EXERCISE >> Your answer should be a faithful copy of the entire listing.

EXERCISE DATA >>
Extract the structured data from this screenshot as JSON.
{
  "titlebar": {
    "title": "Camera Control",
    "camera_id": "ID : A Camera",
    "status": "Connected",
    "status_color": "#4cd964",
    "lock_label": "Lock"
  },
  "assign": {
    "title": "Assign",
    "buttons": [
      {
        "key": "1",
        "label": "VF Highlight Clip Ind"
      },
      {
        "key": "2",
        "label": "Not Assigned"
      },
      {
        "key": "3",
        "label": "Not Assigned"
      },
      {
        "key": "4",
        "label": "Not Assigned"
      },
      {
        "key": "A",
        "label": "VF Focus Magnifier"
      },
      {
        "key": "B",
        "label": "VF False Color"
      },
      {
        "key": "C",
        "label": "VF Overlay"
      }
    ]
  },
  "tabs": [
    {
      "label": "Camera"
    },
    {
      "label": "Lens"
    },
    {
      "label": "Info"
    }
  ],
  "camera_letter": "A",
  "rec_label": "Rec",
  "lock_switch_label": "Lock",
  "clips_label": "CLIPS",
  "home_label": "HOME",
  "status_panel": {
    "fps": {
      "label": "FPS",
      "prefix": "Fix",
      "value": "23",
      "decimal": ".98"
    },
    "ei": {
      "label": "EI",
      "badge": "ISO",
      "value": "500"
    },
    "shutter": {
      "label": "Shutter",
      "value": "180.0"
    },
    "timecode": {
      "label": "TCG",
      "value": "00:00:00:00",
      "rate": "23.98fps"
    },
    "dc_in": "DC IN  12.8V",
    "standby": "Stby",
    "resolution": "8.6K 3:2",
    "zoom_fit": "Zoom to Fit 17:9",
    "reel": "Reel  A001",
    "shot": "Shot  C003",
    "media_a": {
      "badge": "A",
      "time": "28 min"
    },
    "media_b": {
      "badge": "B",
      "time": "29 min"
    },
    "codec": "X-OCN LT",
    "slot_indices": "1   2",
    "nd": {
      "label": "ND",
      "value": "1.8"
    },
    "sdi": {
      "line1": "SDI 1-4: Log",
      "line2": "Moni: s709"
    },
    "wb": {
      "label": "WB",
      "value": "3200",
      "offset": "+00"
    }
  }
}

PROBLEM SOLUTION >>
Extract the structured data from this screenshot as JSON.
{
  "titlebar": {
    "title": "Camera Control",
    "camera_id": "ID : A Camera",
    "status": "Connected",
    "status_color": "#4cd964",
    "lock_label": "Lock"
  },
  "assign": {
    "title": "Assign",
    "buttons": [
      {
        "key": "1",
        "label": "VF Highlight Clip Ind"
      },
      {
        "key": "2",
        "label": "Not Assigned"
      },
      {
        "key": "3",
        "label": "Not Assigned"
      },
      {
        "key": "4",
        "label": "Not Assigned"
      },
      {
        "key": "A",
        "label": "VF Focus Magnifier"
      },
      {
        "key": "B",
        "label": "VF False Color"
      },
      {
        "key": "C",
        "label": "VF Overlay"
      }
    ]
  },
  "tabs": [
    {
      "label": "Camera"
    },
    {
      "label": "Lens"
    },
    {
      "label": "Info"
    }
  ],
  "camera_letter": "A",
  "rec_label": "Rec",
  "lock_switch_label": "Lock",
  "clips_label": "CLIPS",
  "home_label": "HOME",
  "status_panel": {
    "fps": {
      "label": "FPS",
      "prefix": "Fix",
      "value": "23",
      "decimal": ".98"
    },
    "ei": {
      "label": "EI",
      "badge": "ISO",
      "value": "500"
    },
    "shutter": {
      "label": "Shutter",
      "value": "180.0"
    },
    "timecode": {
      "label": "TCG",
      "value": "00:00:00:00",
      "rate": "23.98fps"
    },
    "dc_in": "DC IN  12.8V",
    "standby": "Stby",
    "resolution": "8.6K 3:2",
    "zoom_fit": "Zoom to Fit 17:9",
    "reel": "Reel  A001",
    "shot": "Shot  C003",
    "media_a": {
      "badge": "A",
      "time": "28 min"
    },
    "media_b": {
      "badge": "B",
      "time": "29 min"
    },
    "codec": "X-OCN LT",
    "slot_indices": "1   2",
    "nd": {
      "label": "ND",
      "value": "1.8"
    },
    "sdi": {
      "line1": "SDI 1-4: Log",
      "line2": "Moni: s709"
    },
    "wb": {
      "label": "WB",
      "value": "3200",
      "offset": "+00"
    }
  }
}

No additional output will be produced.